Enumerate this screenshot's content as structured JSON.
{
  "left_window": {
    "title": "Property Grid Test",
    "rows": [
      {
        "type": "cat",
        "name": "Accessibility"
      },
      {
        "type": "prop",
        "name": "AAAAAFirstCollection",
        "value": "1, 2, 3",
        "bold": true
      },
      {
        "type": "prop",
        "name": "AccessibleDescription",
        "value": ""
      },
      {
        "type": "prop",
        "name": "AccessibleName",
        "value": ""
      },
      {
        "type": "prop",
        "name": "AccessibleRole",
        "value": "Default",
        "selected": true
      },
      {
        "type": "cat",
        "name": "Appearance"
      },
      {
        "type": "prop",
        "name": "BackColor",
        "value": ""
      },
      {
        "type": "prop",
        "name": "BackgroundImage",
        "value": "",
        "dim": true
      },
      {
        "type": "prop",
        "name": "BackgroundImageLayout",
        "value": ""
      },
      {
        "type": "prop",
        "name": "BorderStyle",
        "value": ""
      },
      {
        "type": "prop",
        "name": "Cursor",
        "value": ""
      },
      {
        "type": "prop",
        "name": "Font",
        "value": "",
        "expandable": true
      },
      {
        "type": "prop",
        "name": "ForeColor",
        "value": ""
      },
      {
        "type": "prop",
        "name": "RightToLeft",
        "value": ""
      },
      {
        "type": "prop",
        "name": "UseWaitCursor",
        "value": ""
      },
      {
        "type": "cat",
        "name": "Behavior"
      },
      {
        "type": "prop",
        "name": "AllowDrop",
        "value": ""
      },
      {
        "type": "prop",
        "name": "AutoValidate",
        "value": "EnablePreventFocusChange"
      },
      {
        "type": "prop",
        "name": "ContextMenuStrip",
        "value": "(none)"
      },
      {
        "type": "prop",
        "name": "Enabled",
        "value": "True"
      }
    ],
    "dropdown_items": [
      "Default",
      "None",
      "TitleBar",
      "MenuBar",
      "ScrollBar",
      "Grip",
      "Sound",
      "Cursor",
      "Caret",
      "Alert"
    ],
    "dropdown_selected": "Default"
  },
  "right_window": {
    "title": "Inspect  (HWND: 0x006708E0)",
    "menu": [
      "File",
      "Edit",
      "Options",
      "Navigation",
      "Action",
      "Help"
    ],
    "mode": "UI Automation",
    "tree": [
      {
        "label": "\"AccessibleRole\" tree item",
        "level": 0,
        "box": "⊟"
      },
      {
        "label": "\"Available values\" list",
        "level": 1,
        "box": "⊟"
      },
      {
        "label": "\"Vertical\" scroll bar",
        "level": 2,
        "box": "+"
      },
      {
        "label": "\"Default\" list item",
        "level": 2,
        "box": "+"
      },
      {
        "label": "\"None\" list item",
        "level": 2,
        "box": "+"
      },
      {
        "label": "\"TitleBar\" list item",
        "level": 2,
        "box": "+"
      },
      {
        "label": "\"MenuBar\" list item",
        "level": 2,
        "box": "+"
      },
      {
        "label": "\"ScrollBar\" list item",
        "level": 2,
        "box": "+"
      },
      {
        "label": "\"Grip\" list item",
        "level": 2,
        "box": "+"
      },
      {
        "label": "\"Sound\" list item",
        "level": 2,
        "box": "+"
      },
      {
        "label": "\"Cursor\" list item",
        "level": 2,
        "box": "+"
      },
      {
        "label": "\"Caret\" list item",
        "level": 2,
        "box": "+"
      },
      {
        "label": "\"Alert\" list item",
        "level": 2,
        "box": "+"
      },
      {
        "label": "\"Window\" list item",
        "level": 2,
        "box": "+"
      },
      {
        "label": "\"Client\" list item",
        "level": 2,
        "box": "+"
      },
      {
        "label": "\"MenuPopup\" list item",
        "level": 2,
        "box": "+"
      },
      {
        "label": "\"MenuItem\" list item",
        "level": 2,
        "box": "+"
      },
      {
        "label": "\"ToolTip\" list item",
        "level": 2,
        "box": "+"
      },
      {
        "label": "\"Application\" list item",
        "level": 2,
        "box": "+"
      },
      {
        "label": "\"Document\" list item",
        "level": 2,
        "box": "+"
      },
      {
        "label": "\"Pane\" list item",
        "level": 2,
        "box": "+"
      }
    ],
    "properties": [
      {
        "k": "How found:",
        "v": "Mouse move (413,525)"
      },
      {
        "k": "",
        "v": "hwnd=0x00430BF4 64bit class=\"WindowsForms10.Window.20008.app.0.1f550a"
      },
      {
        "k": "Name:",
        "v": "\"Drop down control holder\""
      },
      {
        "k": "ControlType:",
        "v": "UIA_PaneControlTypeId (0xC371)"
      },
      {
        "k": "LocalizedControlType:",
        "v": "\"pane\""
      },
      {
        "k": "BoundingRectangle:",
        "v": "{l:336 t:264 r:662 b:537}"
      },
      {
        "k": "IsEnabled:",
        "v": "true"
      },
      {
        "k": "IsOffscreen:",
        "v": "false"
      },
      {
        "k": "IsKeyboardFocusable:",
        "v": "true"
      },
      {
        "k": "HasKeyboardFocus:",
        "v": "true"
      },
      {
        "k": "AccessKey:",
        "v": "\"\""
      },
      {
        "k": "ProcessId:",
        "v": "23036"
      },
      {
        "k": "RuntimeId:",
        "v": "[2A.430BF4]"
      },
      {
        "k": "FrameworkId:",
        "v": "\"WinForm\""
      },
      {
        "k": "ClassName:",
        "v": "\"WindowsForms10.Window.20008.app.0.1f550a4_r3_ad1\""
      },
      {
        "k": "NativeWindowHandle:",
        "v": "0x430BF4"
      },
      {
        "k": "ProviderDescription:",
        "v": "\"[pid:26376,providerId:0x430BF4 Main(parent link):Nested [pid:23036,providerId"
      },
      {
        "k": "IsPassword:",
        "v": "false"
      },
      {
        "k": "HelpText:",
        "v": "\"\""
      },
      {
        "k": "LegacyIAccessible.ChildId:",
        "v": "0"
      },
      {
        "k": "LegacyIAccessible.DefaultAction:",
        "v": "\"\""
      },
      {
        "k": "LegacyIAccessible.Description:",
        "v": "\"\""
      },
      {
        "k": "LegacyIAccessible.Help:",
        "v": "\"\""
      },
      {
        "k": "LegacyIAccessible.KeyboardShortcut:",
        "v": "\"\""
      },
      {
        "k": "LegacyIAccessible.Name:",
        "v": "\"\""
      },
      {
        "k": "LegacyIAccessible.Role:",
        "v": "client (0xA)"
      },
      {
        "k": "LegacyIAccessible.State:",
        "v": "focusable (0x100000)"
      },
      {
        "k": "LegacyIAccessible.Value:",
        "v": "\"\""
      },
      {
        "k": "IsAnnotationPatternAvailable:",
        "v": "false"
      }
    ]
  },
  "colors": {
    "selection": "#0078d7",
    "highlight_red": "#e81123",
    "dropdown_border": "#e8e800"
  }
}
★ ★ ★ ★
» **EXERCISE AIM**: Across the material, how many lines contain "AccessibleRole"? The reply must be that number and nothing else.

» **OUTPUT FOR THIS EXERCISE**: 2